These possibilities weigh heavily upon many ongoing controversial trademark battles, such as Pro-Football, Inc. v. Blackhorse et al., which centers upon whether Pro-Football’s REDSKINS mark is disparaging to Native American groups (No. 1:14-cv-01043-GBL-IDD (E.D. Va. 2015)).
If the Supreme Court strikes Section 2(a) in its entirety, then the Native American groups opposed to the term “REDSKINS” will have no legal grounds to oppose Pro-Football, Inc.’s use of the word. Moreover, under Tam, Pro-Football may then be able to block those Native American groups from ever reclaiming that word through use in an expressive context. Again, such results seem counter to the First Amendment and to the commercial purpose of trademark law.

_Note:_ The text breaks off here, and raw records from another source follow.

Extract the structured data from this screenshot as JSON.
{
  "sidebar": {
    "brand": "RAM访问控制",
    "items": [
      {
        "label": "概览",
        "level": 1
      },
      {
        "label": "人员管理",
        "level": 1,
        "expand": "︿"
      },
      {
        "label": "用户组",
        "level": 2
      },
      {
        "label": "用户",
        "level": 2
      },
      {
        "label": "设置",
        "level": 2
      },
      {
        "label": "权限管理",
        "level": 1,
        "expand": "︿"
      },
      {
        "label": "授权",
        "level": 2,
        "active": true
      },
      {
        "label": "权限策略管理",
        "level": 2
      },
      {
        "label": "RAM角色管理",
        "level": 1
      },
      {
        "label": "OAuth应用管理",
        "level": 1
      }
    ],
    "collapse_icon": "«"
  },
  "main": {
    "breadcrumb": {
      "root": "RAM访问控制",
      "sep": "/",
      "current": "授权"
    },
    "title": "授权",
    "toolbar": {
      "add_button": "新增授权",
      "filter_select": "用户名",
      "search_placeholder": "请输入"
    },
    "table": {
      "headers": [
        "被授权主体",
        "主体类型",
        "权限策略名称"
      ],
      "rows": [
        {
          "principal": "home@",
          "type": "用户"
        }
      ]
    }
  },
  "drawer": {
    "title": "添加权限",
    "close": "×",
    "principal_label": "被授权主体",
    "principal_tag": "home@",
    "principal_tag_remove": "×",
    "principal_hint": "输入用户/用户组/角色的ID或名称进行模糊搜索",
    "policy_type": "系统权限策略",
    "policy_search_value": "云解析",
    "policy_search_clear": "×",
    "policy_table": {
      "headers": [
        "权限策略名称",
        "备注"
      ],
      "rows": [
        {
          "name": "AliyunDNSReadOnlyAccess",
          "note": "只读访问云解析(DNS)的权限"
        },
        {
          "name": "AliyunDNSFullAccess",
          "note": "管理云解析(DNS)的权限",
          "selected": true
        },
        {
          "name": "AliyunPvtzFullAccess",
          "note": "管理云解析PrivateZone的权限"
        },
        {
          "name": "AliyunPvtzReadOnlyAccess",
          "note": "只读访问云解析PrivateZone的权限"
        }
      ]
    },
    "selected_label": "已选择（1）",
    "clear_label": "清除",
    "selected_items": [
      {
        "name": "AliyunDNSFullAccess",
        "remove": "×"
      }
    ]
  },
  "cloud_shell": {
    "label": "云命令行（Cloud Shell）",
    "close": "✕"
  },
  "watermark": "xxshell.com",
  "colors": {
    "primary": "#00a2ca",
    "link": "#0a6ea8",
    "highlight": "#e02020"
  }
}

One manner of reconciling the commercial and expressive aspects of trademark may be to acknowledge that, although trademarks do have expressive elements, those expressive elements are inherently weak, because others have a right to express them, as well. The law already draws a distinction in the scope of protection between strong distinctive marks and weak descriptive marks. Perhaps “expressive” marks belong in the same category as weak descriptive marks. The PTO could give expressive marks a much more limited scope in light of this weakness.
Registration of expressive marks could even be confined to the Supplemental Register with its limited, although still actionable, protections. In that event, the Supplemental Register would become the parking lot for marks that are otherwise not registrable due to weakness, but the law allows them registry, because they have acquired a secondary and/or expressive meaning.
By recognizing the weakness of expressive marks in one of these ways the public would not lawfully be able to use THE SLANTS or REDSKINS to start a band or a football team, but could still use those terms to advance discourse and free speech. In any case, if we see THE SLANTS sporting an “®” after the Tam decision, we certainly will also be seeing the “®” on a lot of marks for new and intriguing products and services in future.